The characters in this book had great personalities, especially the two princesses who were both strong female leads in very different ways. Their family members and love interests also all had distinct and memorable personalities. Unusually for a YA book, the author was able to surprise me several times as characters reveled hidden depths; people unexpectedly died; or unanticipated complications arose. None of the surprises were bad or unbelievable and I enjoyed the novelty of being truly surprised by a story.

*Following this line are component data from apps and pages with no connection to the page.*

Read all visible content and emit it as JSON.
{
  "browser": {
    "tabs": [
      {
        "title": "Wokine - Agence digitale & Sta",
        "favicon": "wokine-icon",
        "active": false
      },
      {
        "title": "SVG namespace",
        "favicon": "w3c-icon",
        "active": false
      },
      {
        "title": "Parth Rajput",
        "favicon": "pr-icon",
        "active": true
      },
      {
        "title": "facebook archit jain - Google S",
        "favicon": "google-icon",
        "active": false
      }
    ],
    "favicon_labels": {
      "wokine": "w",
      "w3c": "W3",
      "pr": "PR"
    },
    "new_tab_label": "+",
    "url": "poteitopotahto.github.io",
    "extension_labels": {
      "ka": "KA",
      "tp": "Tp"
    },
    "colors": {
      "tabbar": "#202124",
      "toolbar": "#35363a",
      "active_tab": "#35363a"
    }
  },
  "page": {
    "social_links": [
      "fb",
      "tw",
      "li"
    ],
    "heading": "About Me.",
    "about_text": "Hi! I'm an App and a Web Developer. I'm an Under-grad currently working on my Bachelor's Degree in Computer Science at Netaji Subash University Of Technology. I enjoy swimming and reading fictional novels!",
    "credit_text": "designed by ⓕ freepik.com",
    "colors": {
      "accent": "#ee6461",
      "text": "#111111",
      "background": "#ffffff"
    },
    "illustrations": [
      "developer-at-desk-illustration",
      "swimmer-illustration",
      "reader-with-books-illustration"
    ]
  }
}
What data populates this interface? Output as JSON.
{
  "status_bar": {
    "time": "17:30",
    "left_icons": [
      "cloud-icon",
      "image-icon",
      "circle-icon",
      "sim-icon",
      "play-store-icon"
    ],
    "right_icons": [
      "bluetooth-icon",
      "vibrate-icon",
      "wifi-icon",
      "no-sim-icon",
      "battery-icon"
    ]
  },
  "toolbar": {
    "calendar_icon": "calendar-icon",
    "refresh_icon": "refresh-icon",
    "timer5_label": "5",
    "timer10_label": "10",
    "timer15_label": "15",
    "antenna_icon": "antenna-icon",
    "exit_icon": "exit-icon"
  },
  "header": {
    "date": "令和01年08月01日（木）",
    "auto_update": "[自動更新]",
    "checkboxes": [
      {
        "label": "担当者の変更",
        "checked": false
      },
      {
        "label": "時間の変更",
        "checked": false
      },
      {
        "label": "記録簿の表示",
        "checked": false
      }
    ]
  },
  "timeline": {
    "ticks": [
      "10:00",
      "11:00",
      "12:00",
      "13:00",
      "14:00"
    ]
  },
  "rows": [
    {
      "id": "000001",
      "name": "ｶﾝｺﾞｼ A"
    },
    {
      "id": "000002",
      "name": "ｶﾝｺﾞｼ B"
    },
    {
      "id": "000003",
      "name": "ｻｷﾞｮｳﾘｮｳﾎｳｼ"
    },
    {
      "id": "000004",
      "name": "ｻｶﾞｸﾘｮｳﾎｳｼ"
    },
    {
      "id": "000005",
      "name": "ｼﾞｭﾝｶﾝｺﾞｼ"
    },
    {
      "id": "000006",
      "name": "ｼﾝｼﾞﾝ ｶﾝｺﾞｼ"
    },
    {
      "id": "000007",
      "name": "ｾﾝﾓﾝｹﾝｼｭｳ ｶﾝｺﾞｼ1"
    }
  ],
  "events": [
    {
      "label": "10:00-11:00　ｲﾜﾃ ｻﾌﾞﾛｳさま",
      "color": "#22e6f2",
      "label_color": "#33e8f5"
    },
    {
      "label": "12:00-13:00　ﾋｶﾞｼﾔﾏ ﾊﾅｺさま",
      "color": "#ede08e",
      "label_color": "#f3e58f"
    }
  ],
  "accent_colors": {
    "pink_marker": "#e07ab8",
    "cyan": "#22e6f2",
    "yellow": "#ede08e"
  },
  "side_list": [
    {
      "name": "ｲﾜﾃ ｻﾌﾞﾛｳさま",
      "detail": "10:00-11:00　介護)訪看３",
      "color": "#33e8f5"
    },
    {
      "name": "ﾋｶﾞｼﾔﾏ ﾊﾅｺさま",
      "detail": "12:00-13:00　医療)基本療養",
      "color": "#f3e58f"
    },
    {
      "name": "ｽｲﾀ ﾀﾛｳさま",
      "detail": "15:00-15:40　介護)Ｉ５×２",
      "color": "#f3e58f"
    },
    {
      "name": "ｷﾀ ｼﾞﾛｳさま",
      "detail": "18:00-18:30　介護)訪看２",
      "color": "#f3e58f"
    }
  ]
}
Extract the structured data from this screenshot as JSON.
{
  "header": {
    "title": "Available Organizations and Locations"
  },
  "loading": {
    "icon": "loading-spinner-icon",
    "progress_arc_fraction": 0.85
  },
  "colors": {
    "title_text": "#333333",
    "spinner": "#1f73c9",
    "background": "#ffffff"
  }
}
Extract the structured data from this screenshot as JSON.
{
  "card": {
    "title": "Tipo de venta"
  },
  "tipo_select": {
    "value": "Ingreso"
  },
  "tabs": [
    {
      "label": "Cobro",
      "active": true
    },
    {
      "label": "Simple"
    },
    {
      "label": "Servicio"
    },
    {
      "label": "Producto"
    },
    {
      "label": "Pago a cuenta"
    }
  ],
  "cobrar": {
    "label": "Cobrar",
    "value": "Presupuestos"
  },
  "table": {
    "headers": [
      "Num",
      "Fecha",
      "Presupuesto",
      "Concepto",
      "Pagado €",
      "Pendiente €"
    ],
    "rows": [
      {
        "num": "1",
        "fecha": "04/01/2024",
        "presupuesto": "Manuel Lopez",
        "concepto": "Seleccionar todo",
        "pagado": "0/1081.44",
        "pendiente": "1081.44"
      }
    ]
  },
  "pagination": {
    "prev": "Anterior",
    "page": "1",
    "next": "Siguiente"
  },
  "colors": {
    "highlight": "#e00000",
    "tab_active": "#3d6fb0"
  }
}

Somehow despite loving the characters and the plot twists, I didn’t fall in love with the story as a whole. I enjoyed it, but it lacked a certain epic-ness. The world was interesting without being intricate and most background was given in a brief information dump at the beginning of the book. And while the characters were in a few dangerous situations, I never felt pulled to the edge of my seat worrying about them. In fact, a lot of their time was spent worrying about boys. To be fair, who they married was a matter of national importance. They weren’t just self-absorbed. However, the author did frame things in such a way that who they married seemed like the primary concern. Personally, I would prefer to spend time being concerned about their kingdoms. That said, I enjoyed reading this book and while it felt average, it had some strong points that could lead to a very good second book if their was some more action.
This review first published on Doing Dewey